THE BOTTOM – With twenty-two marriages performed with only Dutch nationals on Saba since 10 October 2012, the acceptance of homosexuality has increased within the Saban community.
“Saba Day’s theme for us for the last few years was ‘Celebrate Diversity’, part of which being battling sexual discrimination”, says Body, Mind & Spirit Programs Coordinator Johan Schaeffer.
Johan Schaeffer talking to Esther Henry about gay acceptance on Saba
More activities for LBGT community
Schaeffer continues: “We organize all sort of activities, such as movie nights and rainbow parties. A precondition for us is that LGBT community-members are to part of the organization, to ensure a greater participation from the public. We are pushing for more activities by and for the LBGT community, where they can talk about issues or unity towards tolerance and acceptance.”
Sherilyn Hassell, a library assistant at the Saba University School of Medicine says: “I do not discriminate. I think everyone is free to love whoever they want. However, persons who are against homosexuality on Saba, of course, believe the marriage love is different. I would say there are about 20 – 30 homosexuals on Saba, including the (foreign) medical students.”
Different experience at St.Maarten

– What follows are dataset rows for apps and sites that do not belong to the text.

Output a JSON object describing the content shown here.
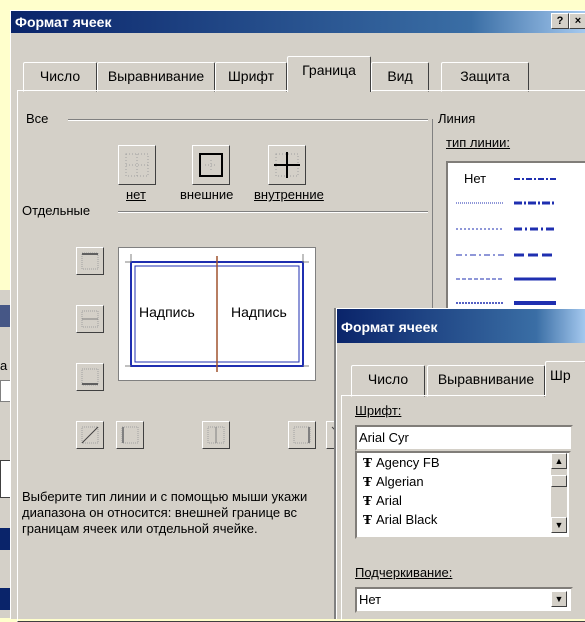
{
  "main_dialog": {
    "title": "Формат ячеек",
    "help_btn": "?",
    "close_btn": "×",
    "tabs": [
      {
        "label": "Число"
      },
      {
        "label": "Выравнивание"
      },
      {
        "label": "Шрифт"
      },
      {
        "label": "Граница"
      },
      {
        "label": "Вид"
      },
      {
        "label": "Защита"
      }
    ],
    "active_tab": "Граница",
    "all_group": "Все",
    "presets": {
      "none": "нет",
      "outer": "внешние",
      "inner": "внутренние"
    },
    "separate_group": "Отдельные",
    "preview": {
      "cell_left": "Надпись",
      "cell_right": "Надпись"
    },
    "line_group": "Линия",
    "line_type_label": "тип линии:",
    "line_none": "Нет",
    "hint": [
      "Выберите тип линии и с помощью мыши укажи",
      "диапазона он относится: внешней границе вс",
      "границам ячеек или отдельной ячейке."
    ]
  },
  "second_dialog": {
    "title": "Формат ячеек",
    "tabs": [
      {
        "label": "Число"
      },
      {
        "label": "Выравнивание"
      },
      {
        "label": "Шр"
      }
    ],
    "font_label": "Шрифт:",
    "font_value": "Arial Cyr",
    "fonts": [
      {
        "name": "Agency FB"
      },
      {
        "name": "Algerian"
      },
      {
        "name": "Arial"
      },
      {
        "name": "Arial Black"
      }
    ],
    "underline_label": "Подчеркивание:",
    "underline_value": "Нет"
  },
  "background": {
    "partial_text": "а"
  },
  "colors": {
    "title_blue": "#0a246a",
    "face": "#d4d0c8",
    "slide": "#ffffcc",
    "line_blue": "#1f2fb0"
  }
}
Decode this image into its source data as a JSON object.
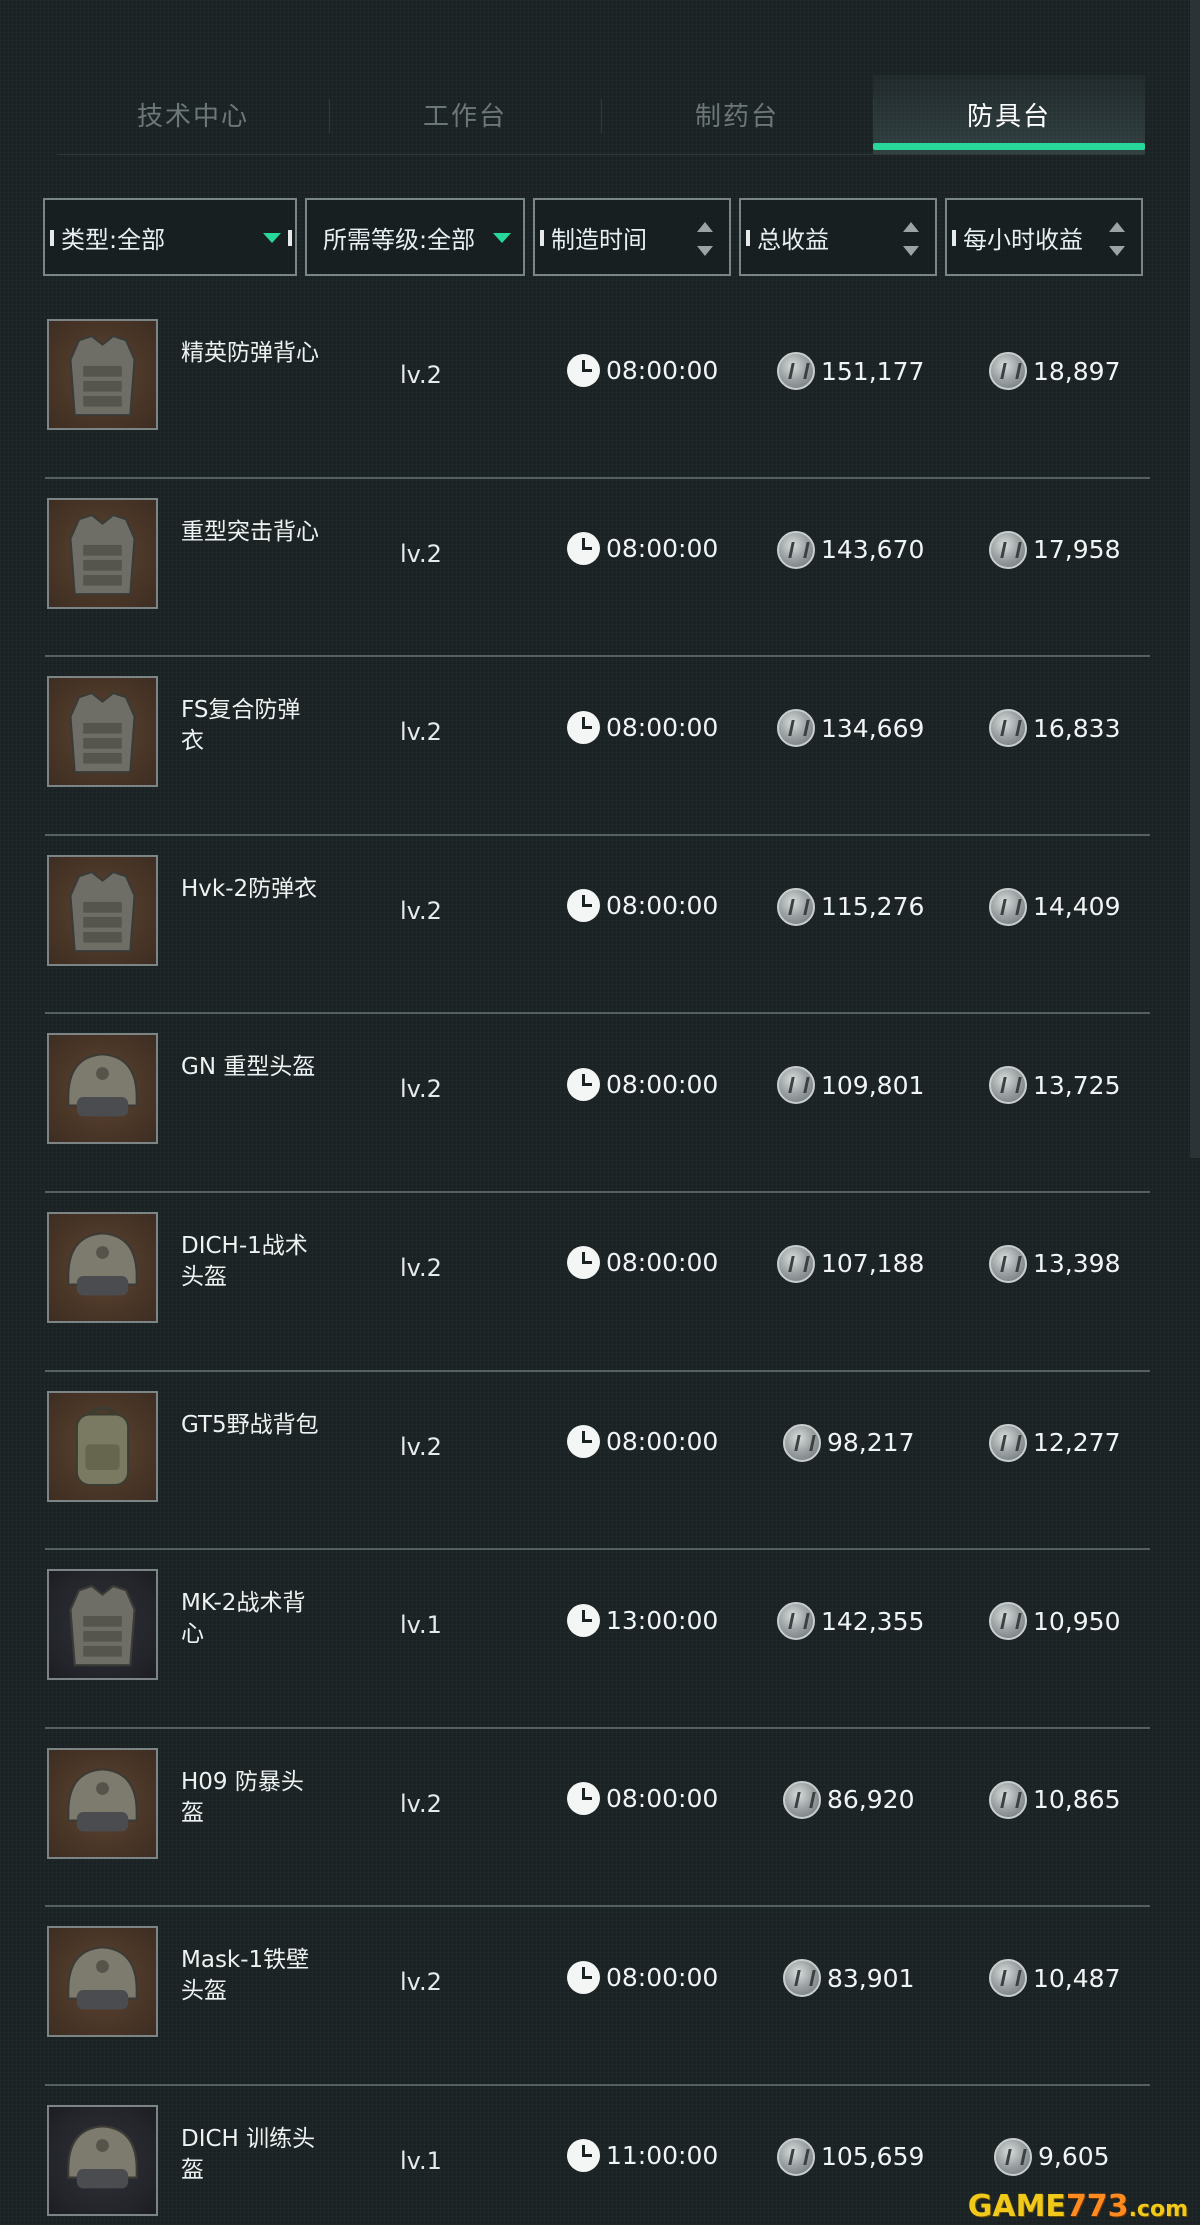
{
  "tabs": [
    {
      "label": "技术中心",
      "active": false
    },
    {
      "label": "工作台",
      "active": false
    },
    {
      "label": "制药台",
      "active": false
    },
    {
      "label": "防具台",
      "active": true
    }
  ],
  "filters": {
    "type": "类型:全部",
    "level": "所需等级:全部",
    "craft_time": "制造时间",
    "total_profit": "总收益",
    "hourly_profit": "每小时收益"
  },
  "colors": {
    "accent": "#27d89a",
    "background": "#1b2224"
  },
  "items": [
    {
      "name": "精英防弹背心",
      "level": "lv.2",
      "time": "08:00:00",
      "total": "151,177",
      "hourly": "18,897",
      "icon": "vest-icon",
      "thumb": "brown"
    },
    {
      "name": "重型突击背心",
      "level": "lv.2",
      "time": "08:00:00",
      "total": "143,670",
      "hourly": "17,958",
      "icon": "vest-icon",
      "thumb": "brown"
    },
    {
      "name": "FS复合防弹衣",
      "level": "lv.2",
      "time": "08:00:00",
      "total": "134,669",
      "hourly": "16,833",
      "icon": "vest-icon",
      "thumb": "brown"
    },
    {
      "name": "Hvk-2防弹衣",
      "level": "lv.2",
      "time": "08:00:00",
      "total": "115,276",
      "hourly": "14,409",
      "icon": "vest-icon",
      "thumb": "brown"
    },
    {
      "name": "GN 重型头盔",
      "level": "lv.2",
      "time": "08:00:00",
      "total": "109,801",
      "hourly": "13,725",
      "icon": "helmet-icon",
      "thumb": "brown"
    },
    {
      "name": "DICH-1战术头盔",
      "level": "lv.2",
      "time": "08:00:00",
      "total": "107,188",
      "hourly": "13,398",
      "icon": "helmet-icon",
      "thumb": "brown"
    },
    {
      "name": "GT5野战背包",
      "level": "lv.2",
      "time": "08:00:00",
      "total": "98,217",
      "hourly": "12,277",
      "icon": "backpack-icon",
      "thumb": "brown"
    },
    {
      "name": "MK-2战术背心",
      "level": "lv.1",
      "time": "13:00:00",
      "total": "142,355",
      "hourly": "10,950",
      "icon": "vest-icon",
      "thumb": "dark"
    },
    {
      "name": "H09 防暴头盔",
      "level": "lv.2",
      "time": "08:00:00",
      "total": "86,920",
      "hourly": "10,865",
      "icon": "helmet-icon",
      "thumb": "brown"
    },
    {
      "name": "Mask-1铁壁头盔",
      "level": "lv.2",
      "time": "08:00:00",
      "total": "83,901",
      "hourly": "10,487",
      "icon": "helmet-icon",
      "thumb": "brown"
    },
    {
      "name": "DICH 训练头盔",
      "level": "lv.1",
      "time": "11:00:00",
      "total": "105,659",
      "hourly": "9,605",
      "icon": "helmet-icon",
      "thumb": "dark"
    }
  ],
  "watermark": {
    "part1": "GAME",
    "part2": "773",
    "part3": ".com"
  }
}
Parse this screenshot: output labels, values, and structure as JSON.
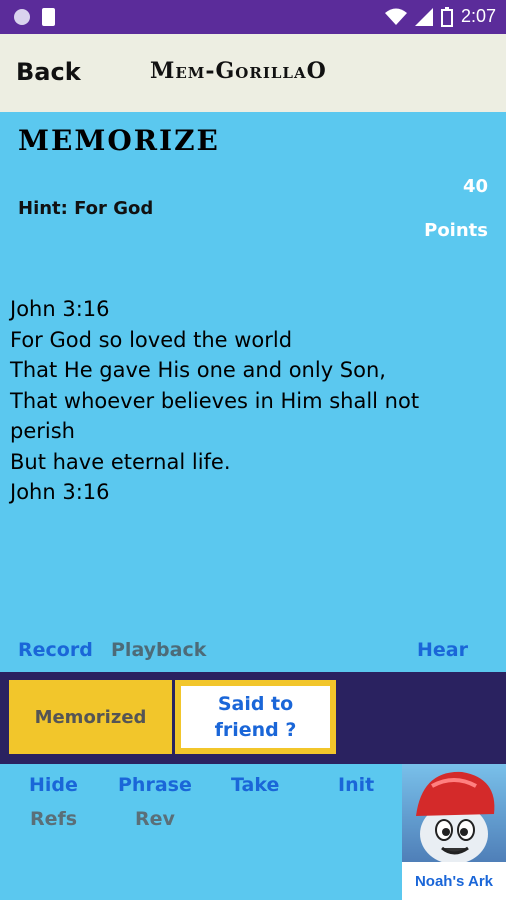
{
  "status": {
    "time": "2:07"
  },
  "appbar": {
    "back_label": "Back",
    "title": "Mem-GorillaO"
  },
  "main": {
    "heading": "MEMORIZE",
    "hint": "Hint: For God",
    "points_value": "40",
    "points_label": "Points",
    "verse_text": "John 3:16\nFor God so loved the world\nThat He gave His one and only Son,\nThat whoever believes in Him shall not\nperish\nBut have eternal life.\nJohn 3:16"
  },
  "audio_actions": {
    "record": "Record",
    "playback": "Playback",
    "hear": "Hear"
  },
  "buttons": {
    "memorized": "Memorized",
    "said_to_friend": "Said to\nfriend ?"
  },
  "bottom_nav": {
    "hide": "Hide",
    "phrase": "Phrase",
    "take": "Take",
    "init": "Init",
    "refs": "Refs",
    "rev": "Rev"
  },
  "ad": {
    "caption": "Noah's Ark"
  },
  "colors": {
    "accent": "#5BC8EF",
    "status_bar": "#5B2C9A",
    "band": "#2A2260",
    "button_yellow": "#F2C62B",
    "link_blue": "#1A66D8"
  }
}
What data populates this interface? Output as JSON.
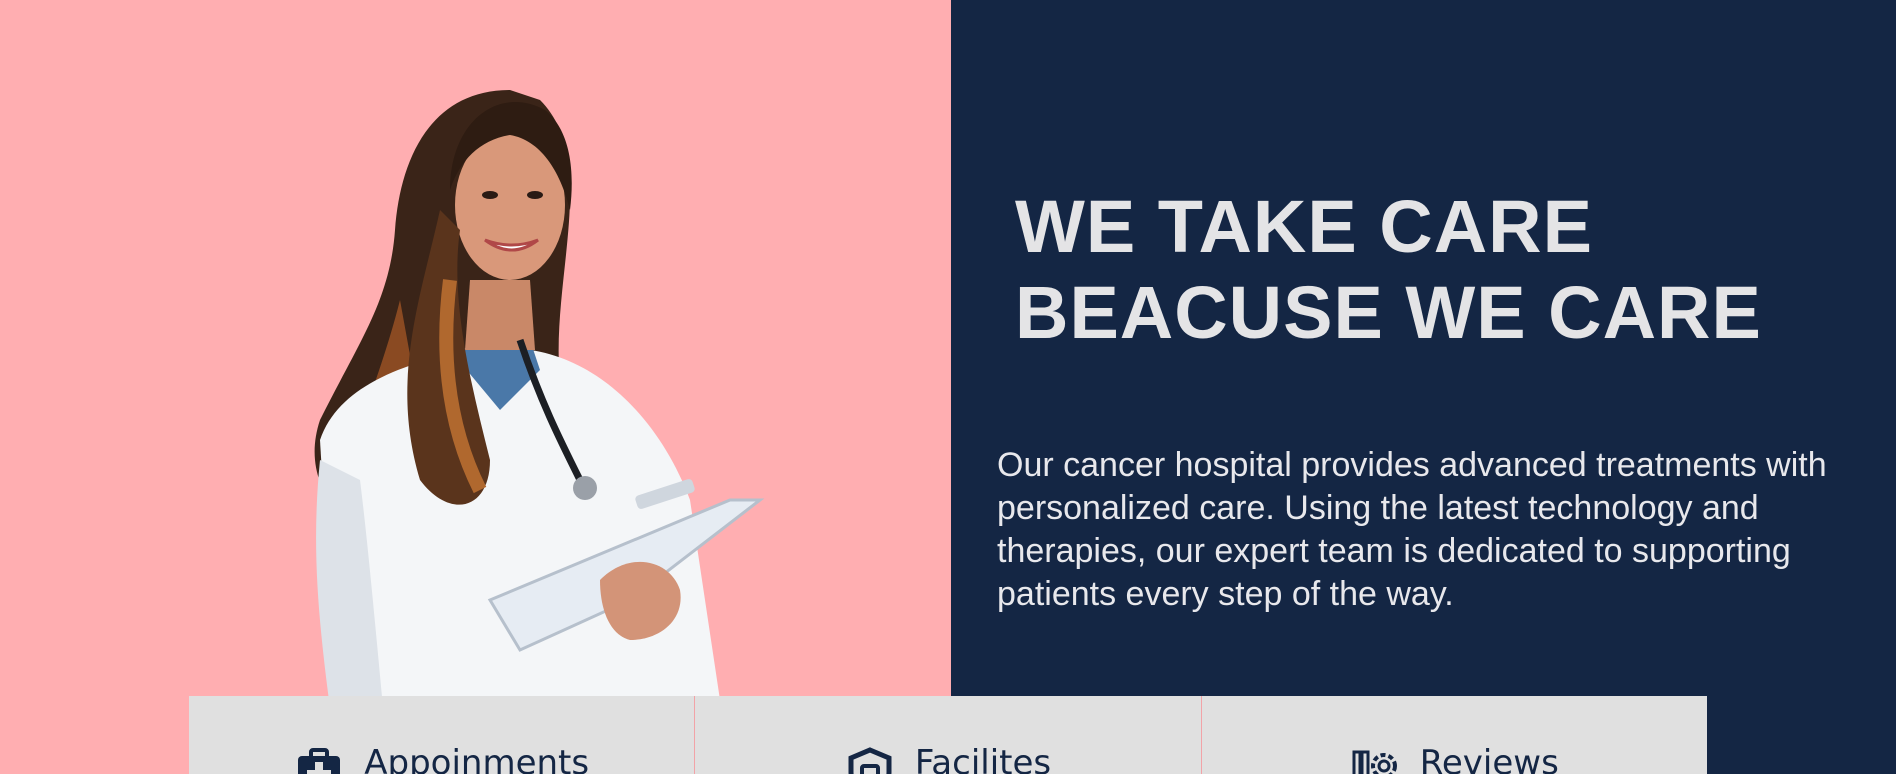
{
  "hero": {
    "title_line1": "WE TAKE CARE",
    "title_line2": "BEACUSE WE CARE",
    "description": "Our cancer hospital provides advanced treatments with personalized care. Using the latest technology and therapies, our expert team is dedicated to supporting patients every step of the way."
  },
  "features": [
    {
      "label": "Appoinments",
      "icon": "medical-kit-icon"
    },
    {
      "label": "Facilites",
      "icon": "shield-icon"
    },
    {
      "label": "Reviews",
      "icon": "gear-tools-icon"
    }
  ],
  "colors": {
    "left_bg": "#ffaeb1",
    "right_bg": "#142644",
    "text_light": "#e4e4e6",
    "feature_bg": "#e0e0e0",
    "feature_text": "#142644"
  }
}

“During my first relationship on Saba with a medical student, we would go out and it wasn’t a big deal on the island”, says Chulani Levenstone, gay Saban, now living in America. “Sometimes persons who are intoxicated would give comments like ‘faggot’ under their breath, but not directly to me. However, with another relationship in St. Maarten, someone pointed a gun at us and that was very scary.”
Chulani about growing up gay on Saba
“Based on that experience, I appreciate Saba being small and knowing your sexuality. I never had a hate incident”, says Chulani. He further added: “And homosexual weddings help the economy on Saba.”
‘We don’t judge’
Heterosexual married couple Carlos and Kiana Franco: “It may not be what we would choose for ourselves, but if it makes them happy who are we to judge. It doesn’t affect us, it is like seeing any other couple out in public.”
They continue: “However, there seems to be a lack of understanding with the older people in the community and teenagers, causing verbal harassment, which is pretty common.”
‘Everybody should be comfortable at Saba’
Magaly and Kent Alfred agree: “Everyone should be comfortable in whatever lifestyle they may choose, however only God can be the judge. While living on Saba, we never heard of violence against the homosexuals or discrimination against them. While at dinner for example, we are comfortable with homosexuals eating close by. They are all our friends.”
“My daughter is also a young homosexual and it’s a decision she made. I will support her to even marry”, concludes Kent Alfred.